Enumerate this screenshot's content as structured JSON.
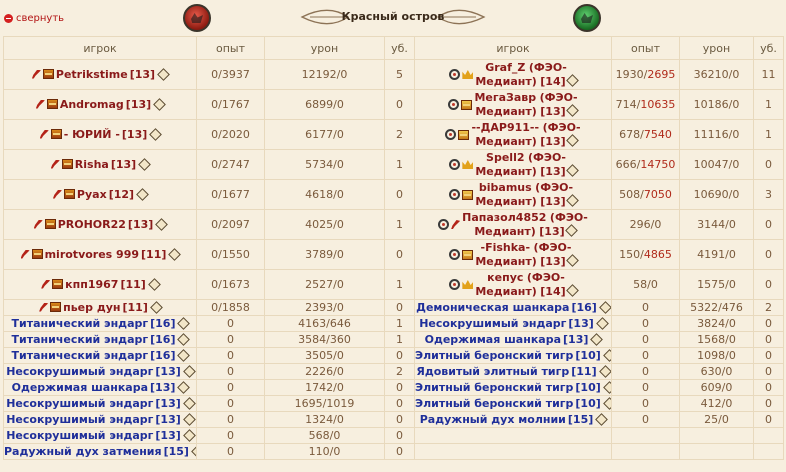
{
  "header": {
    "collapse_label": "свернуть",
    "title": "Красный остров"
  },
  "columns": {
    "player": "игрок",
    "exp": "опыт",
    "damage": "урон",
    "kills": "уб."
  },
  "left": [
    {
      "name": "Petrikstime",
      "level": "[13]",
      "exp": "0/3937",
      "damage": "12192/0",
      "kills": "5"
    },
    {
      "name": "Andromag",
      "level": "[13]",
      "exp": "0/1767",
      "damage": "6899/0",
      "kills": "0"
    },
    {
      "name": "- ЮРИЙ -",
      "level": "[13]",
      "exp": "0/2020",
      "damage": "6177/0",
      "kills": "2"
    },
    {
      "name": "Risha",
      "level": "[13]",
      "exp": "0/2747",
      "damage": "5734/0",
      "kills": "1"
    },
    {
      "name": "Руах",
      "level": "[12]",
      "exp": "0/1677",
      "damage": "4618/0",
      "kills": "0"
    },
    {
      "name": "PROHOR22",
      "level": "[13]",
      "exp": "0/2097",
      "damage": "4025/0",
      "kills": "1"
    },
    {
      "name": "mirotvores 999",
      "level": "[11]",
      "exp": "0/1550",
      "damage": "3789/0",
      "kills": "0"
    },
    {
      "name": "кпп1967",
      "level": "[11]",
      "exp": "0/1673",
      "damage": "2527/0",
      "kills": "1"
    },
    {
      "name": "пьер дун",
      "level": "[11]",
      "exp": "0/1858",
      "damage": "2393/0",
      "kills": "0"
    },
    {
      "name": "Титанический эндарг",
      "level": "[16]",
      "exp": "0",
      "damage": "4163/646",
      "kills": "1"
    },
    {
      "name": "Титанический эндарг",
      "level": "[16]",
      "exp": "0",
      "damage": "3584/360",
      "kills": "1"
    },
    {
      "name": "Титанический эндарг",
      "level": "[16]",
      "exp": "0",
      "damage": "3505/0",
      "kills": "0"
    },
    {
      "name": "Несокрушимый эндарг",
      "level": "[13]",
      "exp": "0",
      "damage": "2226/0",
      "kills": "2"
    },
    {
      "name": "Одержимая шанкара",
      "level": "[13]",
      "exp": "0",
      "damage": "1742/0",
      "kills": "0"
    },
    {
      "name": "Несокрушимый эндарг",
      "level": "[13]",
      "exp": "0",
      "damage": "1695/1019",
      "kills": "0"
    },
    {
      "name": "Несокрушимый эндарг",
      "level": "[13]",
      "exp": "0",
      "damage": "1324/0",
      "kills": "0"
    },
    {
      "name": "Несокрушимый эндарг",
      "level": "[13]",
      "exp": "0",
      "damage": "568/0",
      "kills": "0"
    },
    {
      "name": "Радужный дух затмения",
      "level": "[15]",
      "exp": "0",
      "damage": "110/0",
      "kills": "0"
    }
  ],
  "right": [
    {
      "name": "Graf_Z",
      "clan": "(ФЭО-",
      "clan2": "Медиант)",
      "level": "[14]",
      "exp_a": "1930/",
      "exp_b": "2695",
      "damage": "36210/0",
      "kills": "11"
    },
    {
      "name": "МегаЗавр",
      "clan": "(ФЭО-",
      "clan2": "Медиант)",
      "level": "[13]",
      "exp_a": "714/",
      "exp_b": "10635",
      "damage": "10186/0",
      "kills": "1"
    },
    {
      "name": "--ДАР911--",
      "clan": "(ФЭО-",
      "clan2": "Медиант)",
      "level": "[13]",
      "exp_a": "678/",
      "exp_b": "7540",
      "damage": "11116/0",
      "kills": "1"
    },
    {
      "name": "Spell2",
      "clan": "(ФЭО-",
      "clan2": "Медиант)",
      "level": "[13]",
      "exp_a": "666/",
      "exp_b": "14750",
      "damage": "10047/0",
      "kills": "0"
    },
    {
      "name": "bibamus",
      "clan": "(ФЭО-",
      "clan2": "Медиант)",
      "level": "[13]",
      "exp_a": "508/",
      "exp_b": "7050",
      "damage": "10690/0",
      "kills": "3"
    },
    {
      "name": "Папазол4852",
      "clan": "(ФЭО-",
      "clan2": "Медиант)",
      "level": "[13]",
      "exp_a": "296/0",
      "exp_b": "",
      "damage": "3144/0",
      "kills": "0"
    },
    {
      "name": "-Fishka-",
      "clan": "(ФЭО-",
      "clan2": "Медиант)",
      "level": "[13]",
      "exp_a": "150/",
      "exp_b": "4865",
      "damage": "4191/0",
      "kills": "0"
    },
    {
      "name": "кепус",
      "clan": "(ФЭО-",
      "clan2": "Медиант)",
      "level": "[14]",
      "exp_a": "58/0",
      "exp_b": "",
      "damage": "1575/0",
      "kills": "0"
    },
    {
      "name": "Демоническая шанкара",
      "level": "[16]",
      "exp": "0",
      "damage": "5322/476",
      "kills": "2"
    },
    {
      "name": "Несокрушимый эндарг",
      "level": "[13]",
      "exp": "0",
      "damage": "3824/0",
      "kills": "0"
    },
    {
      "name": "Одержимая шанкара",
      "level": "[13]",
      "exp": "0",
      "damage": "1568/0",
      "kills": "0"
    },
    {
      "name": "Элитный беронский тигр",
      "level": "[10]",
      "exp": "0",
      "damage": "1098/0",
      "kills": "0"
    },
    {
      "name": "Ядовитый элитный тигр",
      "level": "[11]",
      "exp": "0",
      "damage": "630/0",
      "kills": "0"
    },
    {
      "name": "Элитный беронский тигр",
      "level": "[10]",
      "exp": "0",
      "damage": "609/0",
      "kills": "0"
    },
    {
      "name": "Элитный беронский тигр",
      "level": "[10]",
      "exp": "0",
      "damage": "412/0",
      "kills": "0"
    },
    {
      "name": "Радужный дух молнии",
      "level": "[15]",
      "exp": "0",
      "damage": "25/0",
      "kills": "0"
    }
  ],
  "colors": {
    "background": "#f7efdf",
    "player_name": "#8a1a1a",
    "bot_name": "#1f2f9a",
    "numbers": "#7a5a3c",
    "exp_max": "#b02a1a"
  },
  "icons": [
    "sword-icon",
    "rank-icon",
    "target-icon",
    "crown-icon",
    "info-icon",
    "collapse-icon"
  ]
}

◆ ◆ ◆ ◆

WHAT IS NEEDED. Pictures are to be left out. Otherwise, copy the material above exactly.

SOLUTION TO THE EXERCISE.
Enumerate this screenshot's content as structured JSON.
{
  "header": {
    "collapse_label": "свернуть",
    "title": "Красный остров"
  },
  "columns": {
    "player": "игрок",
    "exp": "опыт",
    "damage": "урон",
    "kills": "уб."
  },
  "left": [
    {
      "name": "Petrikstime",
      "level": "[13]",
      "exp": "0/3937",
      "damage": "12192/0",
      "kills": "5"
    },
    {
      "name": "Andromag",
      "level": "[13]",
      "exp": "0/1767",
      "damage": "6899/0",
      "kills": "0"
    },
    {
      "name": "- ЮРИЙ -",
      "level": "[13]",
      "exp": "0/2020",
      "damage": "6177/0",
      "kills": "2"
    },
    {
      "name": "Risha",
      "level": "[13]",
      "exp": "0/2747",
      "damage": "5734/0",
      "kills": "1"
    },
    {
      "name": "Руах",
      "level": "[12]",
      "exp": "0/1677",
      "damage": "4618/0",
      "kills": "0"
    },
    {
      "name": "PROHOR22",
      "level": "[13]",
      "exp": "0/2097",
      "damage": "4025/0",
      "kills": "1"
    },
    {
      "name": "mirotvores 999",
      "level": "[11]",
      "exp": "0/1550",
      "damage": "3789/0",
      "kills": "0"
    },
    {
      "name": "кпп1967",
      "level": "[11]",
      "exp": "0/1673",
      "damage": "2527/0",
      "kills": "1"
    },
    {
      "name": "пьер дун",
      "level": "[11]",
      "exp": "0/1858",
      "damage": "2393/0",
      "kills": "0"
    },
    {
      "name": "Титанический эндарг",
      "level": "[16]",
      "exp": "0",
      "damage": "4163/646",
      "kills": "1"
    },
    {
      "name": "Титанический эндарг",
      "level": "[16]",
      "exp": "0",
      "damage": "3584/360",
      "kills": "1"
    },
    {
      "name": "Титанический эндарг",
      "level": "[16]",
      "exp": "0",
      "damage": "3505/0",
      "kills": "0"
    },
    {
      "name": "Несокрушимый эндарг",
      "level": "[13]",
      "exp": "0",
      "damage": "2226/0",
      "kills": "2"
    },
    {
      "name": "Одержимая шанкара",
      "level": "[13]",
      "exp": "0",
      "damage": "1742/0",
      "kills": "0"
    },
    {
      "name": "Несокрушимый эндарг",
      "level": "[13]",
      "exp": "0",
      "damage": "1695/1019",
      "kills": "0"
    },
    {
      "name": "Несокрушимый эндарг",
      "level": "[13]",
      "exp": "0",
      "damage": "1324/0",
      "kills": "0"
    },
    {
      "name": "Несокрушимый эндарг",
      "level": "[13]",
      "exp": "0",
      "damage": "568/0",
      "kills": "0"
    },
    {
      "name": "Радужный дух затмения",
      "level": "[15]",
      "exp": "0",
      "damage": "110/0",
      "kills": "0"
    }
  ],
  "right": [
    {
      "name": "Graf_Z",
      "clan": "(ФЭО-",
      "clan2": "Медиант)",
      "level": "[14]",
      "exp_a": "1930/",
      "exp_b": "2695",
      "damage": "36210/0",
      "kills": "11"
    },
    {
      "name": "МегаЗавр",
      "clan": "(ФЭО-",
      "clan2": "Медиант)",
      "level": "[13]",
      "exp_a": "714/",
      "exp_b": "10635",
      "damage": "10186/0",
      "kills": "1"
    },
    {
      "name": "--ДАР911--",
      "clan": "(ФЭО-",
      "clan2": "Медиант)",
      "level": "[13]",
      "exp_a": "678/",
      "exp_b": "7540",
      "damage": "11116/0",
      "kills": "1"
    },
    {
      "name": "Spell2",
      "clan": "(ФЭО-",
      "clan2": "Медиант)",
      "level": "[13]",
      "exp_a": "666/",
      "exp_b": "14750",
      "damage": "10047/0",
      "kills": "0"
    },
    {
      "name": "bibamus",
      "clan": "(ФЭО-",
      "clan2": "Медиант)",
      "level": "[13]",
      "exp_a": "508/",
      "exp_b": "7050",
      "damage": "10690/0",
      "kills": "3"
    },
    {
      "name": "Папазол4852",
      "clan": "(ФЭО-",
      "clan2": "Медиант)",
      "level": "[13]",
      "exp_a": "296/0",
      "exp_b": "",
      "damage": "3144/0",
      "kills": "0"
    },
    {
      "name": "-Fishka-",
      "clan": "(ФЭО-",
      "clan2": "Медиант)",
      "level": "[13]",
      "exp_a": "150/",
      "exp_b": "4865",
      "damage": "4191/0",
      "kills": "0"
    },
    {
      "name": "кепус",
      "clan": "(ФЭО-",
      "clan2": "Медиант)",
      "level": "[14]",
      "exp_a": "58/0",
      "exp_b": "",
      "damage": "1575/0",
      "kills": "0"
    },
    {
      "name": "Демоническая шанкара",
      "level": "[16]",
      "exp": "0",
      "damage": "5322/476",
      "kills": "2"
    },
    {
      "name": "Несокрушимый эндарг",
      "level": "[13]",
      "exp": "0",
      "damage": "3824/0",
      "kills": "0"
    },
    {
      "name": "Одержимая шанкара",
      "level": "[13]",
      "exp": "0",
      "damage": "1568/0",
      "kills": "0"
    },
    {
      "name": "Элитный беронский тигр",
      "level": "[10]",
      "exp": "0",
      "damage": "1098/0",
      "kills": "0"
    },
    {
      "name": "Ядовитый элитный тигр",
      "level": "[11]",
      "exp": "0",
      "damage": "630/0",
      "kills": "0"
    },
    {
      "name": "Элитный беронский тигр",
      "level": "[10]",
      "exp": "0",
      "damage": "609/0",
      "kills": "0"
    },
    {
      "name": "Элитный беронский тигр",
      "level": "[10]",
      "exp": "0",
      "damage": "412/0",
      "kills": "0"
    },
    {
      "name": "Радужный дух молнии",
      "level": "[15]",
      "exp": "0",
      "damage": "25/0",
      "kills": "0"
    }
  ],
  "colors": {
    "background": "#f7efdf",
    "player_name": "#8a1a1a",
    "bot_name": "#1f2f9a",
    "numbers": "#7a5a3c",
    "exp_max": "#b02a1a"
  },
  "icons": [
    "sword-icon",
    "rank-icon",
    "target-icon",
    "crown-icon",
    "info-icon",
    "collapse-icon"
  ]
}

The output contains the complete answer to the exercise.